- **To do**
Repeat the records below word for word and omit each image.
***** Data listing
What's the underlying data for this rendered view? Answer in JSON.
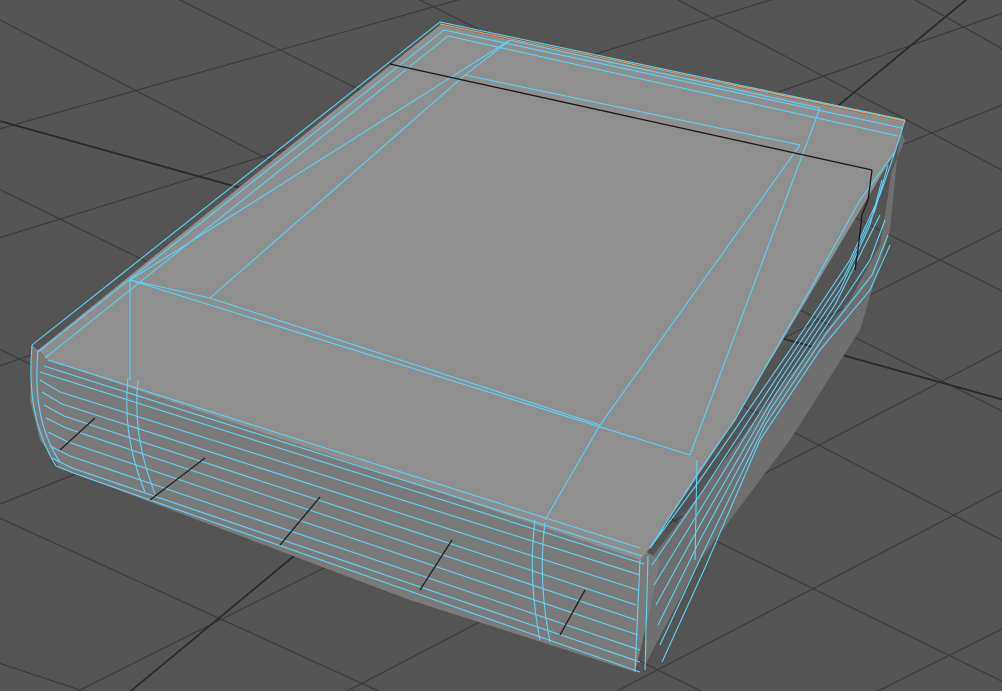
{
  "viewport": {
    "background_color": "#545454",
    "grid_color": "#3a3a3a",
    "grid_major_color": "#2b2b2b"
  },
  "model": {
    "object_type": "book",
    "display_mode": "shaded-with-wireframe",
    "selected": true,
    "surface_color": "#8f8f8f",
    "side_color": "#6f6f6f",
    "wireframe_color": "#5fd3f3",
    "highlight_edge_color": "#e8a060",
    "edge_color": "#1a1a1a"
  }
}
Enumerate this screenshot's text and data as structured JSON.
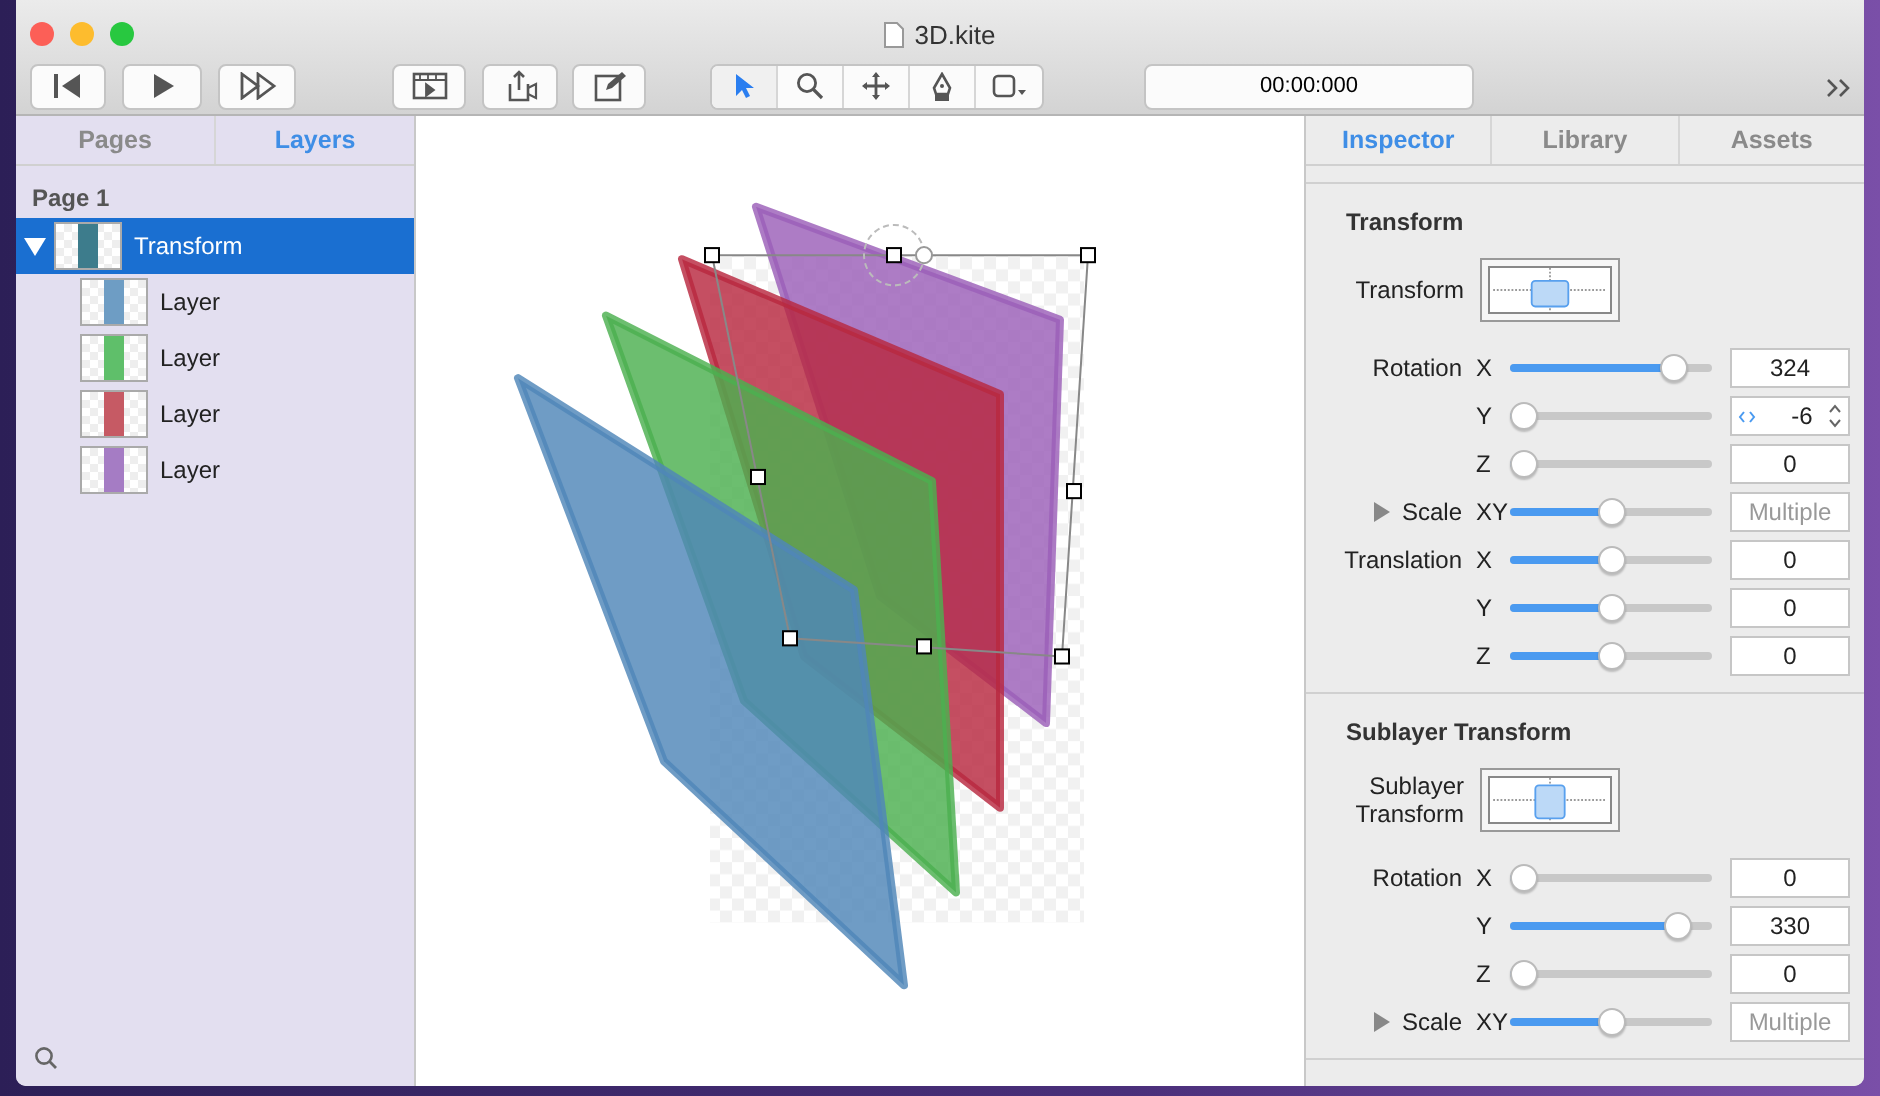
{
  "window": {
    "title": "3D.kite"
  },
  "toolbar": {
    "tools": [
      {
        "selected": true
      },
      {
        "selected": false
      },
      {
        "selected": false
      },
      {
        "selected": false
      },
      {
        "selected": false
      }
    ],
    "timecode": "00:00:000"
  },
  "left_tabs": [
    {
      "label": "Pages",
      "selected": false
    },
    {
      "label": "Layers",
      "selected": true
    }
  ],
  "page_label": "Page 1",
  "layers": [
    {
      "name": "Transform",
      "selected": true,
      "expanded": true,
      "color": "#3d7c8c",
      "children": [
        {
          "name": "Layer",
          "selected": false,
          "color": "#6e9dc4"
        },
        {
          "name": "Layer",
          "selected": false,
          "color": "#5fbf6a"
        },
        {
          "name": "Layer",
          "selected": false,
          "color": "#c65a64"
        },
        {
          "name": "Layer",
          "selected": false,
          "color": "#a57cc4"
        }
      ]
    }
  ],
  "right_tabs": [
    {
      "label": "Inspector",
      "selected": true
    },
    {
      "label": "Library",
      "selected": false
    },
    {
      "label": "Assets",
      "selected": false
    }
  ],
  "sections": [
    {
      "title": "Transform",
      "preview_label": "Transform",
      "rows": [
        {
          "kind": "number",
          "group": "Rotation",
          "axis": "X",
          "level": 0.86,
          "value": "324"
        },
        {
          "kind": "stepper",
          "axis": "Y",
          "level": 0,
          "value": "-6"
        },
        {
          "kind": "number",
          "axis": "Z",
          "level": 0,
          "value": "0"
        },
        {
          "kind": "disclosure",
          "expanded": false,
          "group": "Scale",
          "axis": "XY",
          "level": 0.5,
          "placeholder": "Multiple"
        },
        {
          "kind": "number",
          "group": "Translation",
          "axis": "X",
          "level": 0.5,
          "value": "0"
        },
        {
          "kind": "number",
          "axis": "Y",
          "level": 0.5,
          "value": "0"
        },
        {
          "kind": "number",
          "axis": "Z",
          "level": 0.5,
          "value": "0"
        }
      ]
    },
    {
      "title": "Sublayer Transform",
      "preview_label": "Sublayer Transform",
      "rows": [
        {
          "kind": "number",
          "group": "Rotation",
          "axis": "X",
          "level": 0,
          "value": "0"
        },
        {
          "kind": "number",
          "axis": "Y",
          "level": 0.88,
          "value": "330"
        },
        {
          "kind": "number",
          "axis": "Z",
          "level": 0,
          "value": "0"
        },
        {
          "kind": "disclosure",
          "expanded": false,
          "group": "Scale",
          "axis": "XY",
          "level": 0.5,
          "placeholder": "Multiple"
        }
      ]
    }
  ]
}
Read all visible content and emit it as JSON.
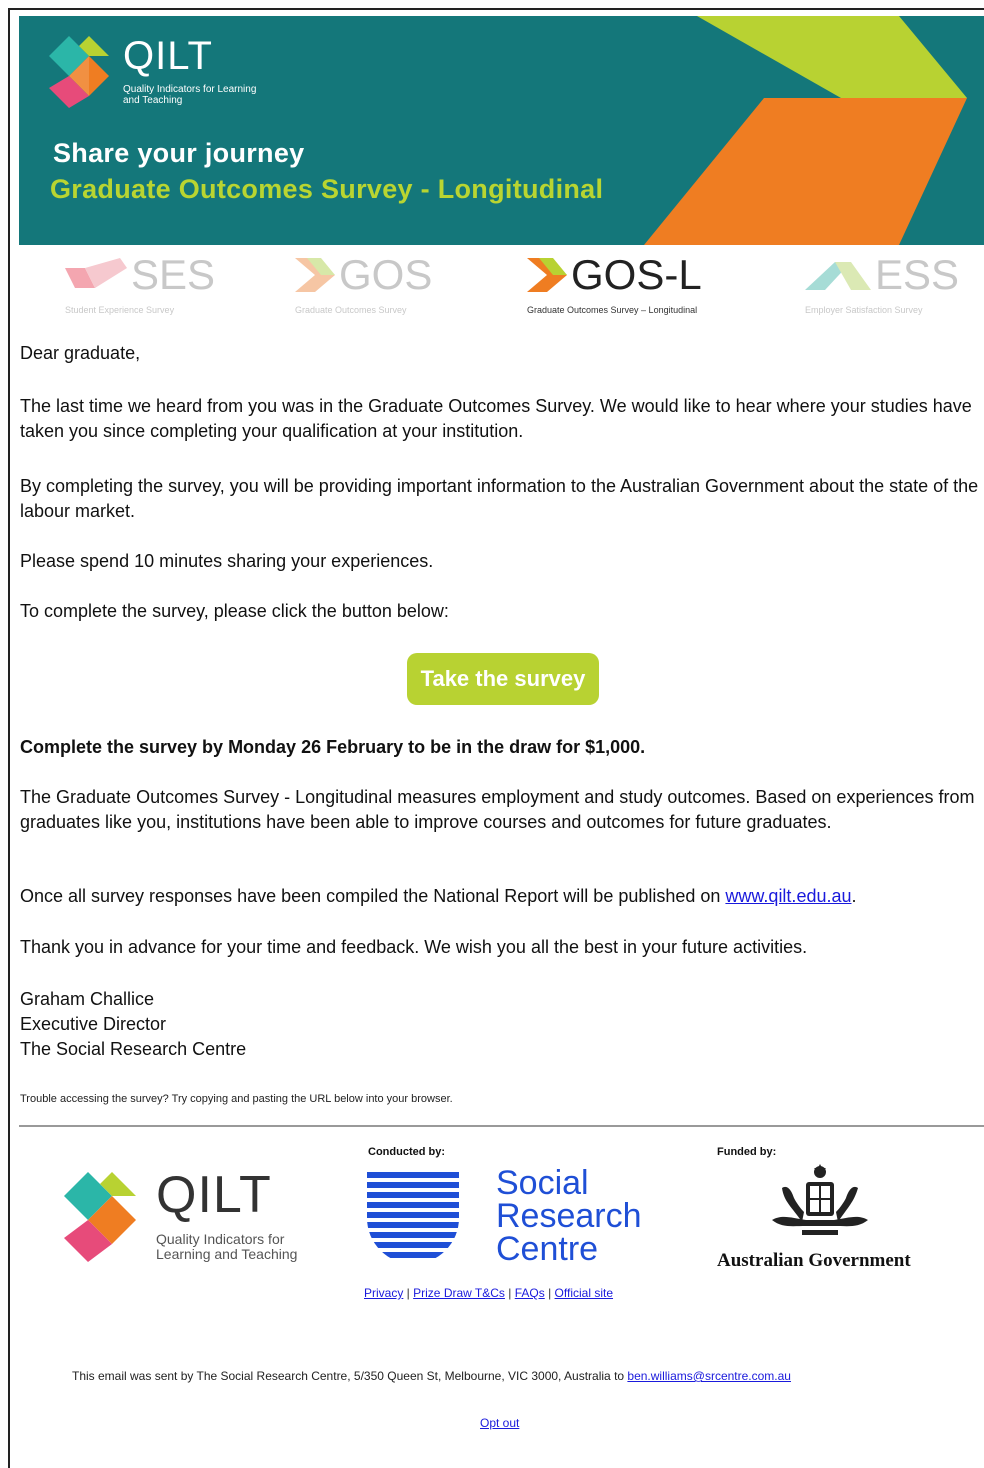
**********
- **Response area**
What's the underlying data for this rendered view? Answer in JSON.
{
  "viewport": {
    "background_color": "#545454",
    "grid_color": "#3a3a3a",
    "grid_major_color": "#2b2b2b"
  },
  "model": {
    "object_type": "book",
    "display_mode": "shaded-with-wireframe",
    "selected": true,
    "surface_color": "#8f8f8f",
    "side_color": "#6f6f6f",
    "wireframe_color": "#5fd3f3",
    "highlight_edge_color": "#e8a060",
    "edge_color": "#1a1a1a"
  }
}
Enumerate this screenshot's text and data as structured JSON.
{
  "window": {
    "title": "3D.kite"
  },
  "toolbar": {
    "tools": [
      {
        "selected": true
      },
      {
        "selected": false
      },
      {
        "selected": false
      },
      {
        "selected": false
      },
      {
        "selected": false
      }
    ],
    "timecode": "00:00:000"
  },
  "left_tabs": [
    {
      "label": "Pages",
      "selected": false
    },
    {
      "label": "Layers",
      "selected": true
    }
  ],
  "page_label": "Page 1",
  "layers": [
    {
      "name": "Transform",
      "selected": true,
      "expanded": true,
      "color": "#3d7c8c",
      "children": [
        {
          "name": "Layer",
          "selected": false,
          "color": "#6e9dc4"
        },
        {
          "name": "Layer",
          "selected": false,
          "color": "#5fbf6a"
        },
        {
          "name": "Layer",
          "selected": false,
          "color": "#c65a64"
        },
        {
          "name": "Layer",
          "selected": false,
          "color": "#a57cc4"
        }
      ]
    }
  ],
  "right_tabs": [
    {
      "label": "Inspector",
      "selected": true
    },
    {
      "label": "Library",
      "selected": false
    },
    {
      "label": "Assets",
      "selected": false
    }
  ],
  "sections": [
    {
      "title": "Transform",
      "preview_label": "Transform",
      "rows": [
        {
          "kind": "number",
          "group": "Rotation",
          "axis": "X",
          "level": 0.86,
          "value": "324"
        },
        {
          "kind": "stepper",
          "axis": "Y",
          "level": 0,
          "value": "-6"
        },
        {
          "kind": "number",
          "axis": "Z",
          "level": 0,
          "value": "0"
        },
        {
          "kind": "disclosure",
          "expanded": false,
          "group": "Scale",
          "axis": "XY",
          "level": 0.5,
          "placeholder": "Multiple"
        },
        {
          "kind": "number",
          "group": "Translation",
          "axis": "X",
          "level": 0.5,
          "value": "0"
        },
        {
          "kind": "number",
          "axis": "Y",
          "level": 0.5,
          "value": "0"
        },
        {
          "kind": "number",
          "axis": "Z",
          "level": 0.5,
          "value": "0"
        }
      ]
    },
    {
      "title": "Sublayer Transform",
      "preview_label": "Sublayer Transform",
      "rows": [
        {
          "kind": "number",
          "group": "Rotation",
          "axis": "X",
          "level": 0,
          "value": "0"
        },
        {
          "kind": "number",
          "axis": "Y",
          "level": 0.88,
          "value": "330"
        },
        {
          "kind": "number",
          "axis": "Z",
          "level": 0,
          "value": "0"
        },
        {
          "kind": "disclosure",
          "expanded": false,
          "group": "Scale",
          "axis": "XY",
          "level": 0.5,
          "placeholder": "Multiple"
        }
      ]
    }
  ]
}
Read all visible content and emit it as JSON.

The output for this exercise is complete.